● Records to use:
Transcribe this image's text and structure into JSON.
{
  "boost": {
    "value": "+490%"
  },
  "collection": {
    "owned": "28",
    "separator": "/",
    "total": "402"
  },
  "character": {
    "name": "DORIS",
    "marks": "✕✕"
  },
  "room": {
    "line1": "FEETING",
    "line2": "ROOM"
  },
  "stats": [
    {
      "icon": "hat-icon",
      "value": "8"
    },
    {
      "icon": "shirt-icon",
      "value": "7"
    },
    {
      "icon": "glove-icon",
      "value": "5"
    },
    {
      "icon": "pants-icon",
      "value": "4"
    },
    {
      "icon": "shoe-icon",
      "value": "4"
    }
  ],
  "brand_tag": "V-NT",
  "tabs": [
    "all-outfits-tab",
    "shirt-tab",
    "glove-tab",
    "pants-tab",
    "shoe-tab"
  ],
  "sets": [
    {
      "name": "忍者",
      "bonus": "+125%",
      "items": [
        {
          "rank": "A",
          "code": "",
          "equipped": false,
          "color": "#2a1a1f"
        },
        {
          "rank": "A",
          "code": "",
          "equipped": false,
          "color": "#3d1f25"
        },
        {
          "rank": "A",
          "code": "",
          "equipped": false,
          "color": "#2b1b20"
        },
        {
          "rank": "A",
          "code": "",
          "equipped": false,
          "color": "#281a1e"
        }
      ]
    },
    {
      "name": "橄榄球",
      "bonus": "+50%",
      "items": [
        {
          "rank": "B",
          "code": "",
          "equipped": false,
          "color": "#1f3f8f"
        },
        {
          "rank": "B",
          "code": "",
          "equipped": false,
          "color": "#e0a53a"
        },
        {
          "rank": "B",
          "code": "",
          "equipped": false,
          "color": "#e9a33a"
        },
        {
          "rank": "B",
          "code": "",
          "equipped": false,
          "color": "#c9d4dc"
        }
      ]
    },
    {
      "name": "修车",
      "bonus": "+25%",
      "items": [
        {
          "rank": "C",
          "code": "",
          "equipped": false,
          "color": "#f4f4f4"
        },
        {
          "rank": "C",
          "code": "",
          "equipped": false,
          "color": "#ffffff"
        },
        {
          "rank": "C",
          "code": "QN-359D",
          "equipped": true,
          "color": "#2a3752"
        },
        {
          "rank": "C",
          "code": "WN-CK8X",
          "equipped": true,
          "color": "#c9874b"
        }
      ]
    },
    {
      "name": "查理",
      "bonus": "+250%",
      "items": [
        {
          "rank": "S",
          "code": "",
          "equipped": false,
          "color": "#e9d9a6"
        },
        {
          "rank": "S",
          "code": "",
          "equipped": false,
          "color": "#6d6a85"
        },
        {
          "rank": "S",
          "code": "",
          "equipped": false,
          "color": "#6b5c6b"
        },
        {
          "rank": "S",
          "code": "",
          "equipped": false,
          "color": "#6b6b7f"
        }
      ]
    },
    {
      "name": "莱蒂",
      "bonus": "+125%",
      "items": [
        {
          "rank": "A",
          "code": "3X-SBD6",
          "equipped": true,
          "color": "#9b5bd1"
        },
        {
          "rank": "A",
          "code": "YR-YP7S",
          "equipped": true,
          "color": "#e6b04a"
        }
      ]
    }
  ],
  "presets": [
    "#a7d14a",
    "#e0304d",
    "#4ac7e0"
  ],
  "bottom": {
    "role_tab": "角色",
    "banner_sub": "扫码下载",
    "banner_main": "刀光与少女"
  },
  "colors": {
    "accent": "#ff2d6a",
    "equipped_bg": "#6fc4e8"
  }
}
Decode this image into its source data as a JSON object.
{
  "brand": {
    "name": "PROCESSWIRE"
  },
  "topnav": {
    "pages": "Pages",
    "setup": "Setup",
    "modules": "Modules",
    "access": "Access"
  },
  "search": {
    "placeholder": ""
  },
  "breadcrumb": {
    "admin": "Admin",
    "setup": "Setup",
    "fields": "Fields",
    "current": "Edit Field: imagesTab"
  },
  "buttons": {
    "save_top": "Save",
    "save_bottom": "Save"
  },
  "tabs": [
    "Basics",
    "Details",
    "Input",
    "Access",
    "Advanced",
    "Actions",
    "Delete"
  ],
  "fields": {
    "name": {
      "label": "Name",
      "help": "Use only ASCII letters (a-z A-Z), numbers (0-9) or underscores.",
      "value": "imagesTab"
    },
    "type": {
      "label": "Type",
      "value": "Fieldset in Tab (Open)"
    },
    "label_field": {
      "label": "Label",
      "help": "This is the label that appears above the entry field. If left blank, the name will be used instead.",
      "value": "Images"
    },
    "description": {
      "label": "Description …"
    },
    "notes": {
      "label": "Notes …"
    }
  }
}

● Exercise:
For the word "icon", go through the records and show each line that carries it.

● Answer for the task:
      "icon": "hat-icon",
      "icon": "shirt-icon",
      "icon": "glove-icon",
      "icon": "pants-icon",
      "icon": "shoe-icon",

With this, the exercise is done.